The big changes made were clearly intended to give a stronger storyline, and as such, aren't unreasonable in a film adaptation of such an episodic book. What is more, the green mist theme emphasises the temptation theme which is (in my humble opinion!) the theme running through the book. Seeing the film sent me back to the book, where I realised that the ending points to this theme as well - a fish breakfast on the beach with Aslan (who is at first unrecognised); Aslan's announcement that Lucy and Edmund will not return to Narnia, but that it is not Lucy's place to ask about Eustace's future... echoes of Peter's restoration after temptation in John 21 anyone?
To be sure, Lewis' theological vision gets a little confused in translation... but to be honest, what do you expect when Hollywood tackles a novel written from a thoroughly Christian worldview? It was encouraging to see how much was retained - especially Aslan's immortal line that, "you will know me by another name in your world". When I go to see a film I expect them to misunderstand anything that is a Christian worldview, precisely because they operate from within a very different outlook. So I'm a glass half-full person in this regard, but it is certainly good to be aware of and flag up just how different C.S. Lewis' world was because the differences don't seem all that big from a superficial viewpoint.

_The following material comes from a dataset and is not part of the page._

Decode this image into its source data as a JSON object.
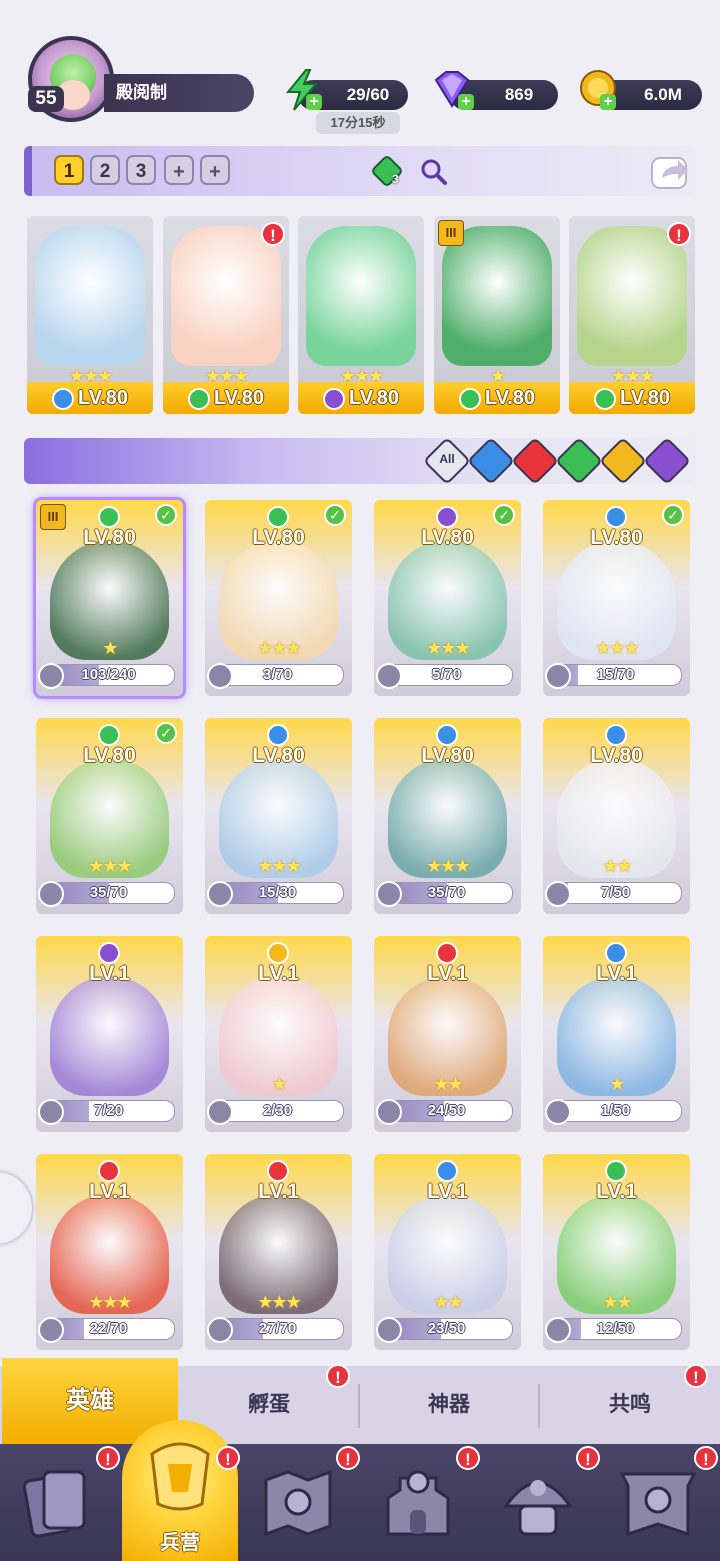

Hollywood's 'search for the hero inside yourself' mentality was certainly (unwittingly?) inserted by the scriptwriters. Lewis would surely be aghast that the way to overcome temptation is to grit your teeth and be prepared, or that he would approve of Eustace's sudden transformation from zero to hero within a few minutes (after all, as Reepicheep explains to the poor dragon Eustace, "Extraordinary things only happen to extraordinary people"). It was sad to see Lewis' stepson (a "devout Christian" according to the Telegraph) identify the "moral core" of the book/film thus:
I have a lot of sympathy with that, but these moral virtues are certainly not the core of the Narnian Chronicles - they are side-effects. Eustace is not saved by his moral transformation, he is saved by Aslan (which is why he spends a lot less time as a dragon in the book) and therefore he is a totally different person. So don't listen to the song during the end credits (although apart from the lyrics it's a fantastic feel-good song)! The message of the Dawn Treader is not that "We can be the kings and queens of anything if we believe" or that "exactly who we are is just enough"! C.S. Lewis' great aim was not to inspire us to moral reformation or to become heroes. What was his great aim? He shows us when Aslan tells Edmund and Lucy they cannot return to Narnia:

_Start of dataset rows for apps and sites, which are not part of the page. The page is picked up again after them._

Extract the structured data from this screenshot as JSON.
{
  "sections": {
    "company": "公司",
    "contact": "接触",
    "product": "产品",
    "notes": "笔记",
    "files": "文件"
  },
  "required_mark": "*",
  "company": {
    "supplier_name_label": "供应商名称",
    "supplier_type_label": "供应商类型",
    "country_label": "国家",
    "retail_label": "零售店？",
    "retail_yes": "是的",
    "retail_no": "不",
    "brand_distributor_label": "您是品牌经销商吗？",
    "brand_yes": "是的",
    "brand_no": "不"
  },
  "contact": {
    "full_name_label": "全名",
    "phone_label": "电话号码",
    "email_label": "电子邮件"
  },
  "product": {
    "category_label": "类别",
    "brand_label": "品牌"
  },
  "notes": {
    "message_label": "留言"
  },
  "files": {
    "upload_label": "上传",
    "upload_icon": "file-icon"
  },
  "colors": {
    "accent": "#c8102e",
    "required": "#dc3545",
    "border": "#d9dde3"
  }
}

Now that is a vision to inspire! If we spend time in Narnia and come away without seeing Christ there, we will have missed the point. Becoming a king or a queen is merely a superficial thing; knowing Christ is the most thrilling life possible. So enjoy the film, but don't listen to the siren-calls of Hollywood's offer of salvation - C.S. Lewis offers us the real thing. It may not seem like a big difference as you watch the film, but in real life it makes all the difference in the world.